EXERCISE DESCRIPTION. Tell how many lines in the data below hold the string "title"; give nothing but the number.

(Items from an interface collection)
▬▬▬
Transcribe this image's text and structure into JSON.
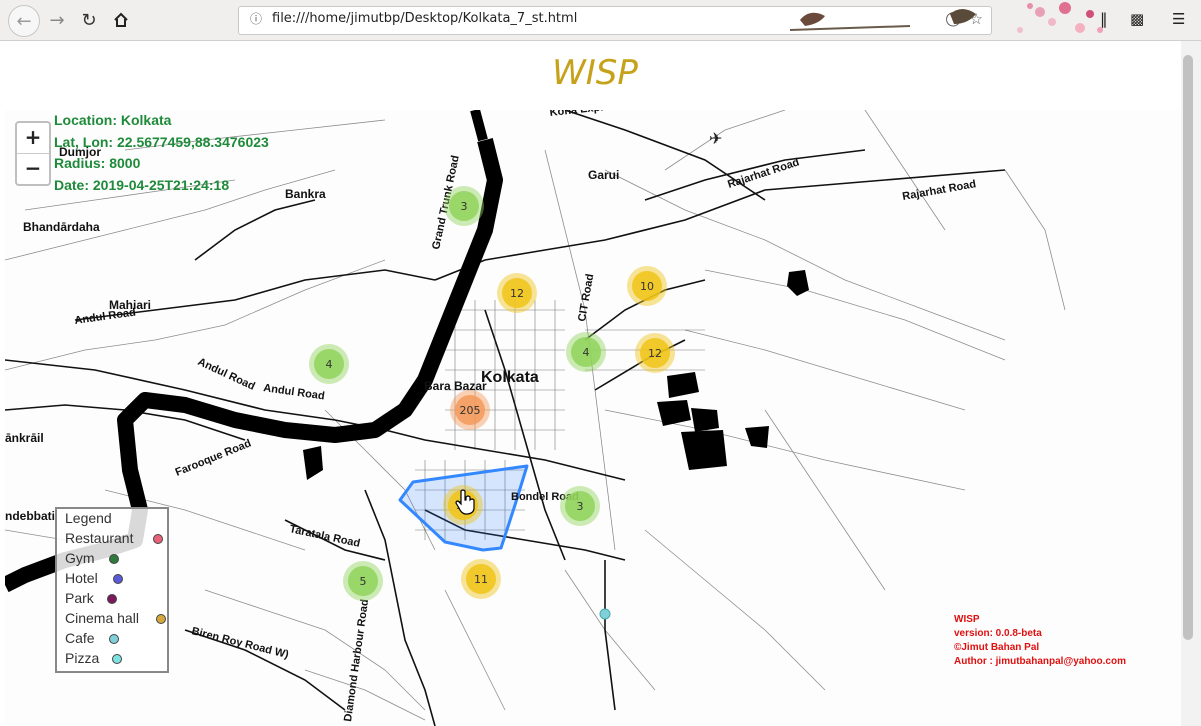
{
  "browser": {
    "url": "file:///home/jimutbp/Desktop/Kolkata_7_st.html"
  },
  "page": {
    "title": "WISP"
  },
  "info": {
    "location": "Location: Kolkata",
    "latlon": "Lat, Lon: 22.5677459,88.3476023",
    "radius": "Radius: 8000",
    "date": "Date: 2019-04-25T21:24:18"
  },
  "zoom": {
    "in": "+",
    "out": "−"
  },
  "map_labels": {
    "places": [
      "Dumjor",
      "Bankra",
      "Bhandārdaha",
      "Mahiari",
      "Garui",
      "Kolkata",
      "Bara Bazar",
      "ānkrāil",
      "ndebbati"
    ],
    "roads": [
      "Andul Road",
      "Andul Road",
      "Andul Road",
      "Grand Trunk Road",
      "Rajarhat Road",
      "Rajarhat Road",
      "Farooque Road",
      "Taratala Road",
      "Bondel Road",
      "Biren Roy Road W)",
      "Diamond Harbour Road",
      "CIT Road",
      "Kona Expressway"
    ]
  },
  "clusters": [
    {
      "count": "3",
      "level": "small"
    },
    {
      "count": "12",
      "level": "medium"
    },
    {
      "count": "10",
      "level": "medium"
    },
    {
      "count": "4",
      "level": "small"
    },
    {
      "count": "4",
      "level": "small"
    },
    {
      "count": "12",
      "level": "medium"
    },
    {
      "count": "205",
      "level": "large"
    },
    {
      "count": "31",
      "level": "medium"
    },
    {
      "count": "3",
      "level": "small"
    },
    {
      "count": "5",
      "level": "small"
    },
    {
      "count": "11",
      "level": "medium"
    }
  ],
  "legend": {
    "title": "Legend",
    "items": [
      {
        "label": "Restaurant",
        "color": "#e8637a"
      },
      {
        "label": "Gym",
        "color": "#2f7a3a"
      },
      {
        "label": "Hotel",
        "color": "#5b5bd8"
      },
      {
        "label": "Park",
        "color": "#7a1a5a"
      },
      {
        "label": "Cinema hall",
        "color": "#d4a83a"
      },
      {
        "label": "Cafe",
        "color": "#7fd0d8"
      },
      {
        "label": "Pizza",
        "color": "#7fe0e0"
      }
    ]
  },
  "footer": {
    "name": "WISP",
    "version": "version: 0.0.8-beta",
    "copyright": "©Jimut Bahan Pal",
    "author": "Author : jimutbahanpal@yahoo.com"
  },
  "colors": {
    "title": "#c5a21a",
    "info": "#1e8a3a",
    "footer": "#e01010",
    "cluster_small": "#8fd35a",
    "cluster_medium": "#f0c419",
    "cluster_large": "#f39a5a",
    "polygon": "#3388ff"
  }
}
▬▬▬
RESULT OF THIS EXERCISE. 3